Top of Data for analysis
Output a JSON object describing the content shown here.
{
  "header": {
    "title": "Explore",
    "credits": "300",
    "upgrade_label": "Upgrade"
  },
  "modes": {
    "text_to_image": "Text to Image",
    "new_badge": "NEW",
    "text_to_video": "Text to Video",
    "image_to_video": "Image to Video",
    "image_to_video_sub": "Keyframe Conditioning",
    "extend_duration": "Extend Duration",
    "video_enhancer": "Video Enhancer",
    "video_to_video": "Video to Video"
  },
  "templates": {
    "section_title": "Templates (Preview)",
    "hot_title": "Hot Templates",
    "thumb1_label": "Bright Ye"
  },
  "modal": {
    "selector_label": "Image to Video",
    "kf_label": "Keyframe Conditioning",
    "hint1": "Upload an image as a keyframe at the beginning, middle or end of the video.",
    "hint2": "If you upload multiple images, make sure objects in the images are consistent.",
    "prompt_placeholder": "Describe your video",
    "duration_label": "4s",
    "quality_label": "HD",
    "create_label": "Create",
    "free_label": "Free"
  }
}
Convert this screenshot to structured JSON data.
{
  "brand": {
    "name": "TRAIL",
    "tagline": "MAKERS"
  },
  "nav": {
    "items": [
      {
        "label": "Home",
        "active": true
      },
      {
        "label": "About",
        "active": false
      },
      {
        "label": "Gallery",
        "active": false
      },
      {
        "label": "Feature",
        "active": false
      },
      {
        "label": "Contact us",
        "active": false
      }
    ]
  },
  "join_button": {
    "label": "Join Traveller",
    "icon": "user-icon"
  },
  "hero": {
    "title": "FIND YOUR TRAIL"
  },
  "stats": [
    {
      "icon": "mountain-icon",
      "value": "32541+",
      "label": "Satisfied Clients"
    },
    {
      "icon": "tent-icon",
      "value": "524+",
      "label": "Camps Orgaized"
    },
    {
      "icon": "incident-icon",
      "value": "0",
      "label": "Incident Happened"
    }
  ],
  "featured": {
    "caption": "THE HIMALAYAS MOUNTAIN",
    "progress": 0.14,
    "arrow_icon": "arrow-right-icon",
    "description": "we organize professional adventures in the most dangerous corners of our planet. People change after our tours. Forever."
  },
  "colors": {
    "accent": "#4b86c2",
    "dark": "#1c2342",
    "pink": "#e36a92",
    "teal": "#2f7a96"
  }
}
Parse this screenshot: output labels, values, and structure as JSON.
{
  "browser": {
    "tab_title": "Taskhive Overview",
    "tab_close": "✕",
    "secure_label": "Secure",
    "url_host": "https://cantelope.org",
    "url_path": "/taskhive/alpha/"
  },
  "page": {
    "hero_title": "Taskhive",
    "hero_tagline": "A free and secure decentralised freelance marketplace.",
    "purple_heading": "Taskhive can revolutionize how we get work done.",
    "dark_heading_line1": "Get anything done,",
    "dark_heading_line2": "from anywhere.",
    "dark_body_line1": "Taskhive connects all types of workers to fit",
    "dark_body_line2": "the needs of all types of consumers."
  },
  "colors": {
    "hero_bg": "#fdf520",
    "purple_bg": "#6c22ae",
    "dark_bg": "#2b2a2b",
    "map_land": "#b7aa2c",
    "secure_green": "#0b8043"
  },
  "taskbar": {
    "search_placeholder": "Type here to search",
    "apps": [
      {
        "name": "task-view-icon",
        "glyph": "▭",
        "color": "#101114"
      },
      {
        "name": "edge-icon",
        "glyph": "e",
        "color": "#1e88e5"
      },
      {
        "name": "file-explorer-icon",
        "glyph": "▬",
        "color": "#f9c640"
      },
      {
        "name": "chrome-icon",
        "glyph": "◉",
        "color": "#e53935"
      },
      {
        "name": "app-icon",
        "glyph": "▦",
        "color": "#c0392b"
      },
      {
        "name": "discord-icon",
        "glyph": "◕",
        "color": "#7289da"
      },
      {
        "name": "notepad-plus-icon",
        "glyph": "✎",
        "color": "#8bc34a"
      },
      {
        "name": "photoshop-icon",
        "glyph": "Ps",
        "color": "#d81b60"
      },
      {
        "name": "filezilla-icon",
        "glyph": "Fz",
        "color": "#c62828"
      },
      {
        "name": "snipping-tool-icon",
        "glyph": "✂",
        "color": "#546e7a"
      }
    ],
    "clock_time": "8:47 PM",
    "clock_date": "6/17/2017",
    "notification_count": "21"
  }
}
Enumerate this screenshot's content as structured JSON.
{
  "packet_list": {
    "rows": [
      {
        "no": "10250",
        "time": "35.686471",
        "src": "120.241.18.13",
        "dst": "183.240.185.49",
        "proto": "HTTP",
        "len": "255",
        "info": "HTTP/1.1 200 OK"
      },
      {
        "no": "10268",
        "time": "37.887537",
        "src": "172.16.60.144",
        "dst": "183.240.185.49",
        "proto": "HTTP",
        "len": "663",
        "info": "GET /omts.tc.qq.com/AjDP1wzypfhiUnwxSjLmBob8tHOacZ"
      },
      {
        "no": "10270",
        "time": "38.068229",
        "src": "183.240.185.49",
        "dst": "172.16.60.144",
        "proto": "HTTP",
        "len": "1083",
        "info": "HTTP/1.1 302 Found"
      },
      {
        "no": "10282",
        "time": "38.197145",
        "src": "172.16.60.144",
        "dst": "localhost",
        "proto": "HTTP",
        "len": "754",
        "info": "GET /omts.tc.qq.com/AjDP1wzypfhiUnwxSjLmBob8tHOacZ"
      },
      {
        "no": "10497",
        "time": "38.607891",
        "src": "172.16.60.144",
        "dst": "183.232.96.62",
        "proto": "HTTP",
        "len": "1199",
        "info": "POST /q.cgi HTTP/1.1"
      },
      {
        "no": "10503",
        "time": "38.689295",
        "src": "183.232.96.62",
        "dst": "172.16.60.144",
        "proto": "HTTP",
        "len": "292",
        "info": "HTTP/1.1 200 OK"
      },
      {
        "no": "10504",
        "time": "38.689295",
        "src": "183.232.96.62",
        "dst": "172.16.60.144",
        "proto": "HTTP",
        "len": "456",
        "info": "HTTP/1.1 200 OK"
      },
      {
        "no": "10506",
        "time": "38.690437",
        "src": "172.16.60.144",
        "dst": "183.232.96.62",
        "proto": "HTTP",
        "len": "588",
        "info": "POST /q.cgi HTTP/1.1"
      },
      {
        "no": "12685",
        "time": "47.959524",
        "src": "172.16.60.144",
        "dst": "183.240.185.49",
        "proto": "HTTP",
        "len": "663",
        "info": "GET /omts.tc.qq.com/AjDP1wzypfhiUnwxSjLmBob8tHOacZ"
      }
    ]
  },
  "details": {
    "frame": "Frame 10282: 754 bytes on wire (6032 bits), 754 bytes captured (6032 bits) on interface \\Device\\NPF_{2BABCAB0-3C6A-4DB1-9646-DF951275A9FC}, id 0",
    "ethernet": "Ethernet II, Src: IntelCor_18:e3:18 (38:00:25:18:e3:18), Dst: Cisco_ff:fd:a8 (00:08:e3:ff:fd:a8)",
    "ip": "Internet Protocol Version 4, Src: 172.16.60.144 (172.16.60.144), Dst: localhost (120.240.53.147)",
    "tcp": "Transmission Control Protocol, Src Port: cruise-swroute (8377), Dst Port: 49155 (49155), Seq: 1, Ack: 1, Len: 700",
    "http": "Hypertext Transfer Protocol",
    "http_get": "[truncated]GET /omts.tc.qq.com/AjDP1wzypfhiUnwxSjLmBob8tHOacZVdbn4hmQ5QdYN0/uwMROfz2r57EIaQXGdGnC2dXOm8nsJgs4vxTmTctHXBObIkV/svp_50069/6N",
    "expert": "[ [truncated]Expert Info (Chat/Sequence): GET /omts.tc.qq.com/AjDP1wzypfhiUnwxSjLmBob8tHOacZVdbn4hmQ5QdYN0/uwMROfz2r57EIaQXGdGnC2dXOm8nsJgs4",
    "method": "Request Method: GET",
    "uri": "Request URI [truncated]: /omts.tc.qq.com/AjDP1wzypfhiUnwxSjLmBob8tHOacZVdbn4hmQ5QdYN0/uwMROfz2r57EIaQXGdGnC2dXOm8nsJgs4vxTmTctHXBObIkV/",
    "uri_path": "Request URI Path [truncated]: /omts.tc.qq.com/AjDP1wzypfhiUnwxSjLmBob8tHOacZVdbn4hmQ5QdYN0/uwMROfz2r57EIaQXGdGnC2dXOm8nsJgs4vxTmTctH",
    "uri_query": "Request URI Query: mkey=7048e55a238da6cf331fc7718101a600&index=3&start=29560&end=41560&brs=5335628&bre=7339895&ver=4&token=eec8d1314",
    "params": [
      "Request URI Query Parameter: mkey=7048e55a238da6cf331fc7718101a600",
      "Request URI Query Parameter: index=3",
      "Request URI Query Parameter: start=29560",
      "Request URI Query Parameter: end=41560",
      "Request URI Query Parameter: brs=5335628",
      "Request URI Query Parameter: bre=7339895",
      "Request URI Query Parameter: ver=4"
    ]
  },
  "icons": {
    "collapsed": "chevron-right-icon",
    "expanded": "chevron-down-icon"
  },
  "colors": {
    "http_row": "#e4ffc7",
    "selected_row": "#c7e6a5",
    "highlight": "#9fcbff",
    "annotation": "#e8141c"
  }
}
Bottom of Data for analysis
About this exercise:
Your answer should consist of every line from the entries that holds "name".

Finished task:
    "name": "TRAIL",
        "name": "task-view-icon",
        "name": "edge-icon",
        "name": "file-explorer-icon",
        "name": "chrome-icon",
        "name": "app-icon",
        "name": "discord-icon",
        "name": "notepad-plus-icon",
        "name": "photoshop-icon",
        "name": "filezilla-icon",
        "name": "snipping-tool-icon",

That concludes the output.